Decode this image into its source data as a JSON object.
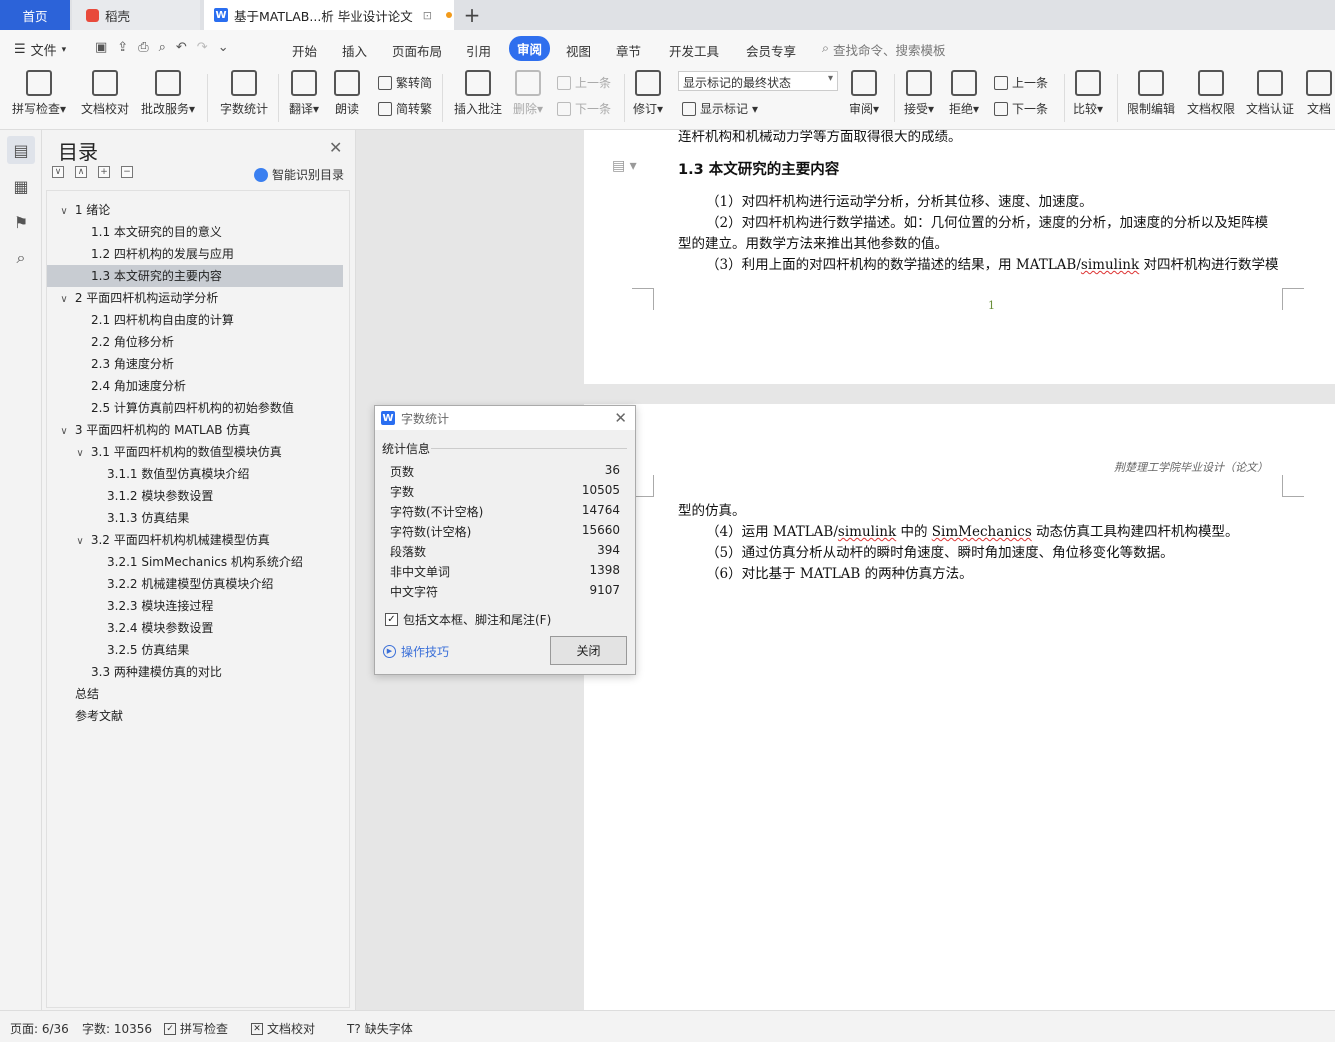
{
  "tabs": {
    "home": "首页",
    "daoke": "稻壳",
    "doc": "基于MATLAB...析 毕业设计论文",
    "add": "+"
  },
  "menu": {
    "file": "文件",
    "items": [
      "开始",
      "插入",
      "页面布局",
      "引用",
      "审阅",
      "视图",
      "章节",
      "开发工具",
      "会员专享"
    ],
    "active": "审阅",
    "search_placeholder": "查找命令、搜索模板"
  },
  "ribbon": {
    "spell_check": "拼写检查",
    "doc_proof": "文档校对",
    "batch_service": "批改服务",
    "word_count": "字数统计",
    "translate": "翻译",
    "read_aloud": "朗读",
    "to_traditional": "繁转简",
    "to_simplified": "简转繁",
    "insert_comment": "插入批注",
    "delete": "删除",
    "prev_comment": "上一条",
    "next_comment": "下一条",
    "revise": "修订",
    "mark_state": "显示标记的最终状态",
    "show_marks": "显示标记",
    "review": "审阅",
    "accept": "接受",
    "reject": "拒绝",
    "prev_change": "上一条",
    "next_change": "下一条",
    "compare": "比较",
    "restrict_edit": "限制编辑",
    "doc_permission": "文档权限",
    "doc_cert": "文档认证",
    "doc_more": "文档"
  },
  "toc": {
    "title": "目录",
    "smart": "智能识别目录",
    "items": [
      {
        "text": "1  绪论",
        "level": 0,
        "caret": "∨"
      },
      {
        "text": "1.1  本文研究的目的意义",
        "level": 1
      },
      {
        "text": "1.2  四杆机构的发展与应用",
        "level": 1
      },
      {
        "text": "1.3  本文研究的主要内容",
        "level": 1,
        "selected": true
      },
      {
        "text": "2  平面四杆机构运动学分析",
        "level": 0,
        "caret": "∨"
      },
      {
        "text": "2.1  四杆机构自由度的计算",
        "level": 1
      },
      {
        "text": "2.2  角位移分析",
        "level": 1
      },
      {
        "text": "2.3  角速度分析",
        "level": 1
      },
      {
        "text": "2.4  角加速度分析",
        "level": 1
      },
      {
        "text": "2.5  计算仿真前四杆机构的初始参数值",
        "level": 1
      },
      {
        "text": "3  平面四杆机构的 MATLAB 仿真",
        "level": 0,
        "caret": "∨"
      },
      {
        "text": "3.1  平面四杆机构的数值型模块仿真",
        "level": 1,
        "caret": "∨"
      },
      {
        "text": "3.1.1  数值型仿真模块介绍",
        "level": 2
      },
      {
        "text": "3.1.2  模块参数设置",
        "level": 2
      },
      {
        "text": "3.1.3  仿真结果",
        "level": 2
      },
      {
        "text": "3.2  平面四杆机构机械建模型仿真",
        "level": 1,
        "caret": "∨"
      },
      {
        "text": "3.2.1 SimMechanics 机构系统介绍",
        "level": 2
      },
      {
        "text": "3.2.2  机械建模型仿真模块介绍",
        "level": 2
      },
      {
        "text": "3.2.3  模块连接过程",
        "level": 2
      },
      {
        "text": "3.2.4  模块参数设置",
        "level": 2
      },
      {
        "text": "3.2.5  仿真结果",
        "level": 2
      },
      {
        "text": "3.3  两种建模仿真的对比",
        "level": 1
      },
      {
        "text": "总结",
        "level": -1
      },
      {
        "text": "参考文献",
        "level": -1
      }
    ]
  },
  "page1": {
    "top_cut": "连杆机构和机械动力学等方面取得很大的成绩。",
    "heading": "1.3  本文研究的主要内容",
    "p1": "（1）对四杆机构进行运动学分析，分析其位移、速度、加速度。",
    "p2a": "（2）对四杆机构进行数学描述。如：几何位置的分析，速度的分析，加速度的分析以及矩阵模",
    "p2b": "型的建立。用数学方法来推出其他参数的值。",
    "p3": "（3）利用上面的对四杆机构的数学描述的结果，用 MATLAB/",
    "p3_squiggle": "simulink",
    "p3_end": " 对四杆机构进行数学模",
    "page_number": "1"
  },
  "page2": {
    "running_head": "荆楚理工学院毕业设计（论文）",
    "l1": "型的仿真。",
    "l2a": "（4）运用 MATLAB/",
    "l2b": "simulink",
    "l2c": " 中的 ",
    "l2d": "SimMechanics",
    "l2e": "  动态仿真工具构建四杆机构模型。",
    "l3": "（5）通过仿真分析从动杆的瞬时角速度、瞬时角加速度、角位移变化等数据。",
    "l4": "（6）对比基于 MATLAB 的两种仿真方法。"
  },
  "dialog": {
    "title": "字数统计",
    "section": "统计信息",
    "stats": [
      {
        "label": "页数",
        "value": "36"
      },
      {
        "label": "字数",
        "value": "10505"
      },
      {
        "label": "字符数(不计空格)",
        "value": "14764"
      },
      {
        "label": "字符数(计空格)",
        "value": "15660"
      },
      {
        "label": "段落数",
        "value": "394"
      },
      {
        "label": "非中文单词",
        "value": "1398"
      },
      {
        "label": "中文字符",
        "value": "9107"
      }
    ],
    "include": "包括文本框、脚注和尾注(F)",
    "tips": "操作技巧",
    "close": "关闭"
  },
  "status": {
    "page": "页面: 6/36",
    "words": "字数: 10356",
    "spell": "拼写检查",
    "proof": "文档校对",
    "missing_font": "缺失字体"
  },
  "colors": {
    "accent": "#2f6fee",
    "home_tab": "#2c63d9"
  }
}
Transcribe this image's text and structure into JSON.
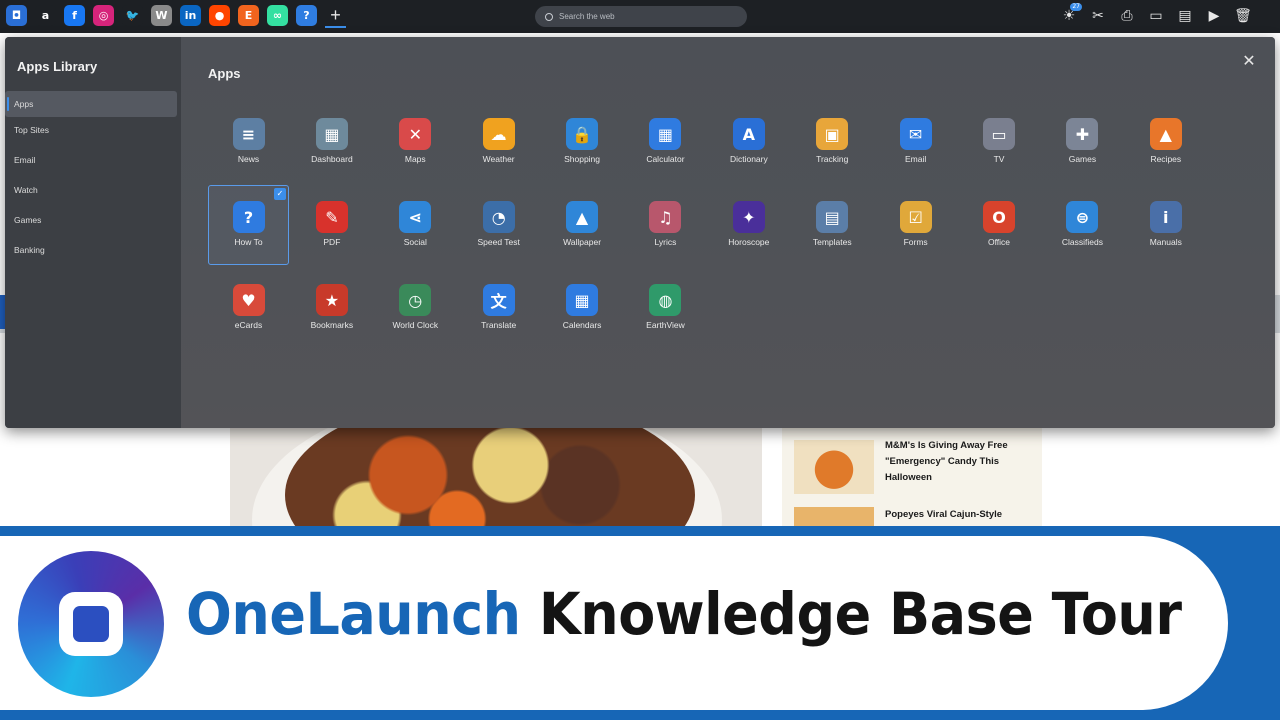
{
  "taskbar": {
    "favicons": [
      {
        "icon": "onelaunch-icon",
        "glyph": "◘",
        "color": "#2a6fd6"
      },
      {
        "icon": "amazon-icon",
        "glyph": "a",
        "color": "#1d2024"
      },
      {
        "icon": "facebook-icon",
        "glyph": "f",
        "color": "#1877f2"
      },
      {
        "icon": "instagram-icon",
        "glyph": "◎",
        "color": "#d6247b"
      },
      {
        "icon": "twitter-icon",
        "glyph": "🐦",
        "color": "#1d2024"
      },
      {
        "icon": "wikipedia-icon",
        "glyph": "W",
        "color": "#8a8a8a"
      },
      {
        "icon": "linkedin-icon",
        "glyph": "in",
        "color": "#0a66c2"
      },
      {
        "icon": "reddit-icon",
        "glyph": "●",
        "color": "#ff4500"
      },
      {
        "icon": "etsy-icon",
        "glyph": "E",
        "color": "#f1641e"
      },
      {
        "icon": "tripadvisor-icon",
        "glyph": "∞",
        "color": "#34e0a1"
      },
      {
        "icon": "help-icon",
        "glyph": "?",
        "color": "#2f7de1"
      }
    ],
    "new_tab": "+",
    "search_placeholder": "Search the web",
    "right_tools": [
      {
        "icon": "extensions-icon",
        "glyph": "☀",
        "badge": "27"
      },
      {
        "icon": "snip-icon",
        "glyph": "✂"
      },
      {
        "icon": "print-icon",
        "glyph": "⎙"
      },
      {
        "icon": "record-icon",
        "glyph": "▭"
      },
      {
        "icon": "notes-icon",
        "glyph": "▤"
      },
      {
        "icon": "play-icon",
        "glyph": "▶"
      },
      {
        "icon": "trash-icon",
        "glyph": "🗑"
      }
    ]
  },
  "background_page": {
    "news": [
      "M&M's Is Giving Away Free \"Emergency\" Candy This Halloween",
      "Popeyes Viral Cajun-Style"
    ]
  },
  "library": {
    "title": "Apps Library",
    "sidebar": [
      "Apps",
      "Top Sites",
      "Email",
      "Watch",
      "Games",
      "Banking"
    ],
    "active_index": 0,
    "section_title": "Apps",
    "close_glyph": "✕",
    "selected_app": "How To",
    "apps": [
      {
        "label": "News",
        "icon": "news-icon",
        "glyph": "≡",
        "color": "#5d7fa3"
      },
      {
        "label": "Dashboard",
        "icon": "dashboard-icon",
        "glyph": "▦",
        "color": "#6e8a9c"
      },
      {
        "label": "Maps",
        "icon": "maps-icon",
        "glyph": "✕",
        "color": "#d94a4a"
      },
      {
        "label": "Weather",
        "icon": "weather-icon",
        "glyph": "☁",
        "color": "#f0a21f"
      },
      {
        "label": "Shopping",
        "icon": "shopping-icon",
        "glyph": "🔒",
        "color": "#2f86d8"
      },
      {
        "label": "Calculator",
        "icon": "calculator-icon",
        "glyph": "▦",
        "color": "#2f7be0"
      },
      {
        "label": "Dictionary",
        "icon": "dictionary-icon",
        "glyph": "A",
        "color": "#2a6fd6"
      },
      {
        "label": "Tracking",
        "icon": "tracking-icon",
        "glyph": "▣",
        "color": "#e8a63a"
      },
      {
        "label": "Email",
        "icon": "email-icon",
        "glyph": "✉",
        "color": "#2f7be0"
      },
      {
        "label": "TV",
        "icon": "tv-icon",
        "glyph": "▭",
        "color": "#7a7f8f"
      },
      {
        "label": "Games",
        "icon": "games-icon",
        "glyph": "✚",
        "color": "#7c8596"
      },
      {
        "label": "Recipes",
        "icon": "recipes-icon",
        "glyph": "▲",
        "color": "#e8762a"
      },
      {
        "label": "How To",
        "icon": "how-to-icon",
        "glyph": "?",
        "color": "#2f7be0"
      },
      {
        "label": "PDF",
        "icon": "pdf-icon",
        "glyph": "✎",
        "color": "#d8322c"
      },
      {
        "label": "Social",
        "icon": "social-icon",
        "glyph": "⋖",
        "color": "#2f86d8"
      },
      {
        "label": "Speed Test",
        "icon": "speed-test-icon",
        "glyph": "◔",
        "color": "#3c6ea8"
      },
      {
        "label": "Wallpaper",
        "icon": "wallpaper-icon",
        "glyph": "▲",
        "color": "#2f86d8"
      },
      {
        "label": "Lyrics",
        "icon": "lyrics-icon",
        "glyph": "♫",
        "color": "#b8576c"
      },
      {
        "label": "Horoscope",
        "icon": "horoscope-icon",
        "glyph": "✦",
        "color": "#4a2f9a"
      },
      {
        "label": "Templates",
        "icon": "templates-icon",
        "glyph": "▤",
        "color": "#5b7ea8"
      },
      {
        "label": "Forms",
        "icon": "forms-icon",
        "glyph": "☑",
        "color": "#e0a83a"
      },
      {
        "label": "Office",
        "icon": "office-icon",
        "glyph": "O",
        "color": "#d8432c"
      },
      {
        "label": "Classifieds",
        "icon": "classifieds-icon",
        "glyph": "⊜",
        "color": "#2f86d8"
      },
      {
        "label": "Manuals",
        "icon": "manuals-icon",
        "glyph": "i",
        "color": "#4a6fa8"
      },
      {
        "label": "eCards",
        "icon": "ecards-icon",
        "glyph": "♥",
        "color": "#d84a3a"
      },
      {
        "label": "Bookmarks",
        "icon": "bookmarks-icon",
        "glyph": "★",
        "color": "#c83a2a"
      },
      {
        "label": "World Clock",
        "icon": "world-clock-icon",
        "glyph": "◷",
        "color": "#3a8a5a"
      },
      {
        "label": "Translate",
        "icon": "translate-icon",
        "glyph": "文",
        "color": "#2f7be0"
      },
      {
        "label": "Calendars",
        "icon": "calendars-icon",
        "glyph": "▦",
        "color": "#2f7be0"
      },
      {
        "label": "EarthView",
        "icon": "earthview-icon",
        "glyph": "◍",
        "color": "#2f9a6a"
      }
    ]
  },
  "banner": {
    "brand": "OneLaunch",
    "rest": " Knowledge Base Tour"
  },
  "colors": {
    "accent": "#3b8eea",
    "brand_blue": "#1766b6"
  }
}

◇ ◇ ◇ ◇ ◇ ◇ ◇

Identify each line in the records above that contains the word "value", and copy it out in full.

Answer space:
        "value": "36"
        "value": "10505"
        "value": "14764"
        "value": "15660"
        "value": "394"
        "value": "1398"
        "value": "9107"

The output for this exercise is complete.